The Endorestiform Nucleus lies within the inferior cerebellar peduncle, a part of the brain that integrates sensory and motor information and enables refined posture, fine motor movements, and balance.

I can only guess as to its function but given the part of the brain where it has been found, it might be involved in fine motor control.”

Professor George Paxinos, Lead Author

Over the last 100 years, a detailed understanding of brain architecture and connectivity has been at the center of most major discoveries in the field of neuroscience.

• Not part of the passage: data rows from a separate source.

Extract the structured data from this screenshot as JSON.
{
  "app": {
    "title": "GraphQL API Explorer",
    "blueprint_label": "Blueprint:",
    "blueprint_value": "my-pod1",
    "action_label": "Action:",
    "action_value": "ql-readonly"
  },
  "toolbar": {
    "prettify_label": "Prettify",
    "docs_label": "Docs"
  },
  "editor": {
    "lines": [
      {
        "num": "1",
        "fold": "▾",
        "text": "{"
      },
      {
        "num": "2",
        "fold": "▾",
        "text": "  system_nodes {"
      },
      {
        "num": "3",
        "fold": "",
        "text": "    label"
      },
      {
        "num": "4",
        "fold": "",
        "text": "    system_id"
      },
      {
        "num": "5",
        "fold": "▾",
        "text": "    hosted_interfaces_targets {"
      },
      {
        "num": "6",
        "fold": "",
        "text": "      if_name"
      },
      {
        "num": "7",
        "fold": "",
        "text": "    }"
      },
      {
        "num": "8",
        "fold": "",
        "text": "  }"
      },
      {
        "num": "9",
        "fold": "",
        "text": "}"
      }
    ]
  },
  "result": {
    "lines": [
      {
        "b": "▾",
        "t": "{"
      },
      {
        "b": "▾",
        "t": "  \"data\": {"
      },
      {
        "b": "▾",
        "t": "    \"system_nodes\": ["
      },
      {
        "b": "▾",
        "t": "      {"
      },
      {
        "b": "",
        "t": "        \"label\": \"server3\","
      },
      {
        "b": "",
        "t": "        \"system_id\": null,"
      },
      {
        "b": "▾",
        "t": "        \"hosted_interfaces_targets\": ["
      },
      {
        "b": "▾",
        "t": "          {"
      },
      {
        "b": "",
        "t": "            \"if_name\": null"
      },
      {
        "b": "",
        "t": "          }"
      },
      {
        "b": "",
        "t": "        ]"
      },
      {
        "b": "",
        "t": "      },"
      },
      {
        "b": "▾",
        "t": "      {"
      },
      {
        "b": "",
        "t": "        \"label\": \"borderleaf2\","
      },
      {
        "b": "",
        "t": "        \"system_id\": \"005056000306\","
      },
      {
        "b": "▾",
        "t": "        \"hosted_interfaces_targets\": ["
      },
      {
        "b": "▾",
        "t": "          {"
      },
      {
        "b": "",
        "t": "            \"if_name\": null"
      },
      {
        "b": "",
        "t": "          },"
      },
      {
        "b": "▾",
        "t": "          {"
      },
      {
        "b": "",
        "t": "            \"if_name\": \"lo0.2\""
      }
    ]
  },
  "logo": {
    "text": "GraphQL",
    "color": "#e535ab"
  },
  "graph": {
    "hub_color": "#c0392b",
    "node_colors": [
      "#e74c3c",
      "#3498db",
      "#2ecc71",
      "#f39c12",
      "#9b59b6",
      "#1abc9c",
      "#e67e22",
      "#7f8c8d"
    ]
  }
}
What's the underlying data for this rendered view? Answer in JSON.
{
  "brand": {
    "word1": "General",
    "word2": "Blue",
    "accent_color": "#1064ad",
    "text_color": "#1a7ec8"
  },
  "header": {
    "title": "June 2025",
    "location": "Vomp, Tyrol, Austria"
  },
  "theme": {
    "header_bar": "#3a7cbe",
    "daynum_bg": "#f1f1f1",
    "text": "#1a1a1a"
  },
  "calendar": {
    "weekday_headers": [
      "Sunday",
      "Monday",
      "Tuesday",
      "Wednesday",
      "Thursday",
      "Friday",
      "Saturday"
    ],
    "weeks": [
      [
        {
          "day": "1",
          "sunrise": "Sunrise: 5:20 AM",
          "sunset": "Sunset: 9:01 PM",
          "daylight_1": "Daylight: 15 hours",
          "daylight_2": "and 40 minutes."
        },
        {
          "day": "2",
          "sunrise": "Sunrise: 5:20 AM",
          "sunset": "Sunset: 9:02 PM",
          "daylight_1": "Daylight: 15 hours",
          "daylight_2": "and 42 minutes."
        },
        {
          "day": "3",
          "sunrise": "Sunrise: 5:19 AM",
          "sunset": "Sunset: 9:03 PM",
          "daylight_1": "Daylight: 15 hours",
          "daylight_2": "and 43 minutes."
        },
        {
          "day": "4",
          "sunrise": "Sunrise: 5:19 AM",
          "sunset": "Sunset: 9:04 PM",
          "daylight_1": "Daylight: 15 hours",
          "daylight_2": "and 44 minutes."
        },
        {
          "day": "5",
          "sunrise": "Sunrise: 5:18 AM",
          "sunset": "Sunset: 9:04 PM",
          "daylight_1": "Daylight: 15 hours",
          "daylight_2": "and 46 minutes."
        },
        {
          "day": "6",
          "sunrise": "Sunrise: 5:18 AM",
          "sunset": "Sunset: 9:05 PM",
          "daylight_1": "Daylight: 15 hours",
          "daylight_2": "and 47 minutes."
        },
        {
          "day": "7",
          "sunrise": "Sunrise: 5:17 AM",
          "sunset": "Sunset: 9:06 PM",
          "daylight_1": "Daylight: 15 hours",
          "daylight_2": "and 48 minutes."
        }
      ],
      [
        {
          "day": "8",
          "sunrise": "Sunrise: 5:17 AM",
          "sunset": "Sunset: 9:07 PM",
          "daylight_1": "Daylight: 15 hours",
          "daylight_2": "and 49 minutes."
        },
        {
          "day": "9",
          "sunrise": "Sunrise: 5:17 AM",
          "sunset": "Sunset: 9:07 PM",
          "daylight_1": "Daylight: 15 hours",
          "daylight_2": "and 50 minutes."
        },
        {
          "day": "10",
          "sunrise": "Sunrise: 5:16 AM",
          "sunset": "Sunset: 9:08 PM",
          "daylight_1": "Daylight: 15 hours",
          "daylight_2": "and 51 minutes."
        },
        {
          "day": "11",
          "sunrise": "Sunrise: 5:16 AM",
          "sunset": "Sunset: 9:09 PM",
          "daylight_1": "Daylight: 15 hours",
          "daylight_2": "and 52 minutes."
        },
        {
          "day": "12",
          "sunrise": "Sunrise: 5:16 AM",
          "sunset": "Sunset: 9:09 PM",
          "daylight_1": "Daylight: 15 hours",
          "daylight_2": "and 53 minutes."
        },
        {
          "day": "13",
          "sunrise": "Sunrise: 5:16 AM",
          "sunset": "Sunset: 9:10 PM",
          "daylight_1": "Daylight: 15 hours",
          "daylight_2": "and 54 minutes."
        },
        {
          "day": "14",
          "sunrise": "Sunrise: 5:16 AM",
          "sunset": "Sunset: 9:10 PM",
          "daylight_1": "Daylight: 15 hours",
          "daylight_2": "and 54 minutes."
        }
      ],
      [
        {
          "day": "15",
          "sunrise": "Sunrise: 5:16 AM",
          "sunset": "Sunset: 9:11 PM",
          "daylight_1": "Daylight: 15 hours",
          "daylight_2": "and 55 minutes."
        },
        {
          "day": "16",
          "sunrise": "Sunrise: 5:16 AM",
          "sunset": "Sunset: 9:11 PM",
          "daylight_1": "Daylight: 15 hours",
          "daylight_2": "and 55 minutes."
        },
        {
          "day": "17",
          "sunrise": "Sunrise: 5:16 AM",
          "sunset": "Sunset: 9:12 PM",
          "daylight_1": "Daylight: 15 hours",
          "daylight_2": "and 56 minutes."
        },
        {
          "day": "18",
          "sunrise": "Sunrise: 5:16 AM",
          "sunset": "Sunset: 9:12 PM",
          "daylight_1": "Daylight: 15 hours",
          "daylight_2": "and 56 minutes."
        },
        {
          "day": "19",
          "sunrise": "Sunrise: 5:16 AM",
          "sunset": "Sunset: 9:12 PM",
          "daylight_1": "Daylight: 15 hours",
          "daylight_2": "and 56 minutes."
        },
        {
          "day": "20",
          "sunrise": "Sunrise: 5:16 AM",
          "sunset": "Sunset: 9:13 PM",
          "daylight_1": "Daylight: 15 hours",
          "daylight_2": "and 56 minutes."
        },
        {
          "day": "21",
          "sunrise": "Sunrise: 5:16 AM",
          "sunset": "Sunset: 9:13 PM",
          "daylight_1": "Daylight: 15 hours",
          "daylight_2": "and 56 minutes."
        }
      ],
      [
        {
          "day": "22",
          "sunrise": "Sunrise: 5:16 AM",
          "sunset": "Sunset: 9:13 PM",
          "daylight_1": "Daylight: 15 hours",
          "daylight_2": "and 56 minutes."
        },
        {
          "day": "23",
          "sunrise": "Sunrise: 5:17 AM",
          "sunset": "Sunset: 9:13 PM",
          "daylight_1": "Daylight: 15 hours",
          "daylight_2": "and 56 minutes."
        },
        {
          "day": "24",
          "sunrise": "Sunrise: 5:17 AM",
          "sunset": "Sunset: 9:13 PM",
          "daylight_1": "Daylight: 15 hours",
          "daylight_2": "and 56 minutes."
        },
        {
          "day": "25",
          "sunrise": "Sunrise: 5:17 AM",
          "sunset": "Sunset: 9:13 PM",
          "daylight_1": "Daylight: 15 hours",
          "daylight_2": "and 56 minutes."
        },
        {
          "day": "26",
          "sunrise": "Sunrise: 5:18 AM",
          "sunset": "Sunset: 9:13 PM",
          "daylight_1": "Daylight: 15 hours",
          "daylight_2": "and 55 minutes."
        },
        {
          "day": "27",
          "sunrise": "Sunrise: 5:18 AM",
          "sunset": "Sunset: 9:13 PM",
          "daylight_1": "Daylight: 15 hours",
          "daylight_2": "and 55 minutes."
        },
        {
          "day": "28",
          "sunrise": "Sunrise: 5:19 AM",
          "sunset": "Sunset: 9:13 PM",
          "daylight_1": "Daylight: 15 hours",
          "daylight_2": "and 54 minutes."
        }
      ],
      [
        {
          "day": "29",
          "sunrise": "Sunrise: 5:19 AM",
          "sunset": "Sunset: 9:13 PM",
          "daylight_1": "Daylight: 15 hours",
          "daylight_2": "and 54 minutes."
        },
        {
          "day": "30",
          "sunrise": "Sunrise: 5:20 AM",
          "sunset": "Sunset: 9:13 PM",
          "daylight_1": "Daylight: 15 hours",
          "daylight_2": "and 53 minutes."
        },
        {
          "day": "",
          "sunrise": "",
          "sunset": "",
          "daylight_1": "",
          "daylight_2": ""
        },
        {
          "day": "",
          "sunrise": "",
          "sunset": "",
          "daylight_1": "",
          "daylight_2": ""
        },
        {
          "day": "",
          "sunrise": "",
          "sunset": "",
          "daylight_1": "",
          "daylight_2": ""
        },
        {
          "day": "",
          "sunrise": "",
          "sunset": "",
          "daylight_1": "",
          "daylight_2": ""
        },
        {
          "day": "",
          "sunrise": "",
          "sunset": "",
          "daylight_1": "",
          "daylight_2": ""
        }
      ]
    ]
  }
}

Heralded as the most accurate brain atlases available, the maps created by Paxinos are used by neuroscientists to explore and identify brain structures and potential treatments for brain disorders and diseases. They are also used as a guide in neurosurgery.

Paxinos is the author of the most cited articles published in the field of neuroscience and is also the author of 52 books providing intricate brain atlases.

Detailed descriptions of this latest discovery can be found in the most recent book by Paxinos, entitled “Human Brainstem: Cytoarchitecture, Chemoarchitecture, Myeloarchitecture.”

Sally Robertson

Written by

Sally Robertson

Sally first developed an interest in medical communications when she took on the role of Journal Development Editor for BioMed Central (BMC), after having graduated with a degree in biomedical science from Greenwich University.

Citations

Please use one of the following formats to cite this article in your essay, paper or report:

  • APA

    Robertson, Sally. (2019, June 19). Scientist uncovers hidden region of the human brain. News-Medical. Retrieved on April 11, 2021 from https://www.news-medical.net/news/20181123/Scientist-uncovers-hidden-region-of-the-human-brain.aspx.

  • MLA

    Robertson, Sally. "Scientist uncovers hidden region of the human brain". News-Medical. 11 April 2021. <https://www.news-medical.net/news/20181123/Scientist-uncovers-hidden-region-of-the-human-brain.aspx>.

  • Chicago

    Robertson, Sally. "Scientist uncovers hidden region of the human brain". News-Medical. https://www.news-medical.net/news/20181123/Scientist-uncovers-hidden-region-of-the-human-brain.aspx. (accessed April 11, 2021).

  • Harvard

    Robertson, Sally. 2019. Scientist uncovers hidden region of the human brain. News-Medical, viewed 11 April 2021, https://www.news-medical.net/news/20181123/Scientist-uncovers-hidden-region-of-the-human-brain.aspx.

Comments

The opinions expressed here are the views of the writer and do not necessarily reflect the views and opinions of News Medical.